  2. Example of Direct Negative Evidence (McNeill, 1966) Child: Nobody don’t like me. Mother: No, say “nobody likes me.” Child: Nobody don’t like me. [Eight repetitions of this dialogue follow] Mother: No, now listen carefully, say “NOBODY LIKES ME” Child: Oh! Nobody don’t likes me.

  3. Another Example of Direct Negative Evidence (Braine, 1971) Child: Want other one spoon, Daddy. Father: You mean, you want THE OTHER SPOON. Child: Yes, I want other one spoon, please, Daddy. Father: Can you say "the other spoon"? Child: Other ... one ... spoon. Father: Say ... "other". Child: Other. Father: "Spoon". Child: Spoon. Father: "Other ... Spoon". Child: Other ... spoon. Now give me other one spoon?

  4. Other kinds of evidence (Marcus, 1993) Repetition (verbatim) Child: The ball fell down Parent: The ball fell down Positive evidence  only tells the child what is grammatical Recast (modification) Child: The ball falled down Parent: The ball fell down Indirect Negative Evidence  tells the child something is ungrammatical

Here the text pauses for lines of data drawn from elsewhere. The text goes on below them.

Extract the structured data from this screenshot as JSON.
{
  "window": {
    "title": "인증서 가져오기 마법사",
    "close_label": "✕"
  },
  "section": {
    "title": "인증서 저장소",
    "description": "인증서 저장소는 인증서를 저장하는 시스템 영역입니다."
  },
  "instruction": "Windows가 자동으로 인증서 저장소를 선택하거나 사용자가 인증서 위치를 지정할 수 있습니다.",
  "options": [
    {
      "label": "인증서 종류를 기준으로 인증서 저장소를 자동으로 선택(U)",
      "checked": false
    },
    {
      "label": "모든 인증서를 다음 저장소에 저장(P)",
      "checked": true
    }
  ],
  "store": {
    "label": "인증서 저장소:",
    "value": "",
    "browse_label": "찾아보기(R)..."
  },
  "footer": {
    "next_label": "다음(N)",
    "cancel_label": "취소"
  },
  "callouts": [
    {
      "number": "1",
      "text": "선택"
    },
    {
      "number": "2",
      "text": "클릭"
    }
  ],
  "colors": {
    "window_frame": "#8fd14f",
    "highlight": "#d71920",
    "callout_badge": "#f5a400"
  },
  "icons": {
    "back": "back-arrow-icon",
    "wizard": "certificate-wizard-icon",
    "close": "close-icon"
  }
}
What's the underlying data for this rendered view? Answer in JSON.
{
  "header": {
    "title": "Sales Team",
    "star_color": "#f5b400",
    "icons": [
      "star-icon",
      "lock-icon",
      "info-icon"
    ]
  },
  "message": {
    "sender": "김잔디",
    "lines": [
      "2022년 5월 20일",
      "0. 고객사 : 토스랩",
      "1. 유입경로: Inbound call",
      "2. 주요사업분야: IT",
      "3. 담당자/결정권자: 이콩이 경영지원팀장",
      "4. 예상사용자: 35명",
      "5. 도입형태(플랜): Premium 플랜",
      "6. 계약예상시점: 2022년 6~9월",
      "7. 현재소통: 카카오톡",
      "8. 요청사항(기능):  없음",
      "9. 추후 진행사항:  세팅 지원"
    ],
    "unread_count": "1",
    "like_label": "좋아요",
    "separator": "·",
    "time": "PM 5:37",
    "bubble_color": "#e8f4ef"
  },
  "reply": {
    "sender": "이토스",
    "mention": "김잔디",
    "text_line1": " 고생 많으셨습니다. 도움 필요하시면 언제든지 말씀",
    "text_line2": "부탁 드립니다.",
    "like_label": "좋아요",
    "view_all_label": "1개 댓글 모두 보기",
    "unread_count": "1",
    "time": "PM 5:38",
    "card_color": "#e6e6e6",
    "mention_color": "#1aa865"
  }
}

  5. Topic Extension Child: The ball falled down Parent: Yes it did, and then what happened? Incorrectly reinforces the child’s error Explicit approval Child: The ball falled down Parent: Yup. Incorrectly reinforces the child’s error

  6. Clarification question Child: The ball falled down Parent: What was that? Ambiguous, not very useful evidence. Non sequiturs Child: The ball falled down Parent: …?... Ambiguous, not very useful evidence.